Research Associate, AGSIW
Sussan Saikali is a research associate at the Arab Gulf States Institute in Washington. Her primary research focus is identity politics and the effects of sectarianism on political attitudes and behaviors in the Middle East as well as the spillover of sectarianism in the Middle Eastern diaspora population in the West. Saikali has worked with a number of local institutes and organizations, both political and nonprofit, and analyzed and assessed the effects racial and religious identity can have on communities as well as their political behaviors and policies.
Saikali is a PhD student at Temple University in Philadelphia, Pennsylvania. She holds an MA in political science and a certificate in international affairs from Villanova University and a BA in political science from Temple University, graduating Phi Beta Kappa.
Saudi and Emirati leaders hope smart cities will be the key to advancing their countries’ global status in smart technology and sustainability while also developing the means to diversify their economies away from oil.

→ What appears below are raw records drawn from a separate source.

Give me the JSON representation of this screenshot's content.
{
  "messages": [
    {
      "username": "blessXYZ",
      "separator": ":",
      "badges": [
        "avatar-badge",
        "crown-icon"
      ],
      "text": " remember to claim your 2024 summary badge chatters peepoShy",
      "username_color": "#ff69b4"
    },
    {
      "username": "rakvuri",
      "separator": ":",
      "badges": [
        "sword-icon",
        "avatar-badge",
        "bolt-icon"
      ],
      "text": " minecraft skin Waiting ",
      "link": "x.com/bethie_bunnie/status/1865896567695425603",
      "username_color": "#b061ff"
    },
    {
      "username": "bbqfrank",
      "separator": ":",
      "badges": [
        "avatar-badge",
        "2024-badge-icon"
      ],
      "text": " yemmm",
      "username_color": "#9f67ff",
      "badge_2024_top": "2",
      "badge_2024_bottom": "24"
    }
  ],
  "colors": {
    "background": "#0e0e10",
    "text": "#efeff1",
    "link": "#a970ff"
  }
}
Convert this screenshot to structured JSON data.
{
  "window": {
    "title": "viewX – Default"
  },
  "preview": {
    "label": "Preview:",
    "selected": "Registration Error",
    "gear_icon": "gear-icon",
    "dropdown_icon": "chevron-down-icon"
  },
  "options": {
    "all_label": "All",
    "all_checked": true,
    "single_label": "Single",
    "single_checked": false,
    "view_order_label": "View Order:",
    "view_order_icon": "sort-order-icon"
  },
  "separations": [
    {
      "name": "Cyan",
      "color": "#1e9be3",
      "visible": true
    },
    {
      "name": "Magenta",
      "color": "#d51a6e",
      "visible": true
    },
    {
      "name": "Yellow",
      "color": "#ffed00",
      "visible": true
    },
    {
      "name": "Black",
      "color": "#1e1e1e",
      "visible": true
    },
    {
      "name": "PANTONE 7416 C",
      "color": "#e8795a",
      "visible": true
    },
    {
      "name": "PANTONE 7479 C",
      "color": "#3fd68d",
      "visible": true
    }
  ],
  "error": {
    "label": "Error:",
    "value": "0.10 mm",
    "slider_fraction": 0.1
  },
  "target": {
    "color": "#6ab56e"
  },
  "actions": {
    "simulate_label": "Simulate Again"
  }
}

Article 8 of Saudi Arabia’s citizenship law, in theory, makes it easier for Saudi women married to foreigners to transmit citizenship to their children, but implementation will be key in assessing impact of the measure on broader gender reform efforts.
Saudi Arabia has made significant progress on women’s rights and labor force participation, but there is still a lot of work to do.
The United Arab Emirates is turning to its space program to position itself as a hub for advanced technology, diversify the economy away from oil, and rekindle space culture among young Emiratis.
The status of the NESA-SANDU project mirrors the present state of U.S.-Saudi relations: extensive but in a phase of uncertainty.
Beyond paying economic dividends, there are social and cultural interests at play in the Saudi gaming industry.
France has sought to calm recent tensions, but the increasing influence of Hezbollah and the shifting focus of Saudi and UAE economic policies elsewhere raises questions of where Lebanon will be able to turn for support.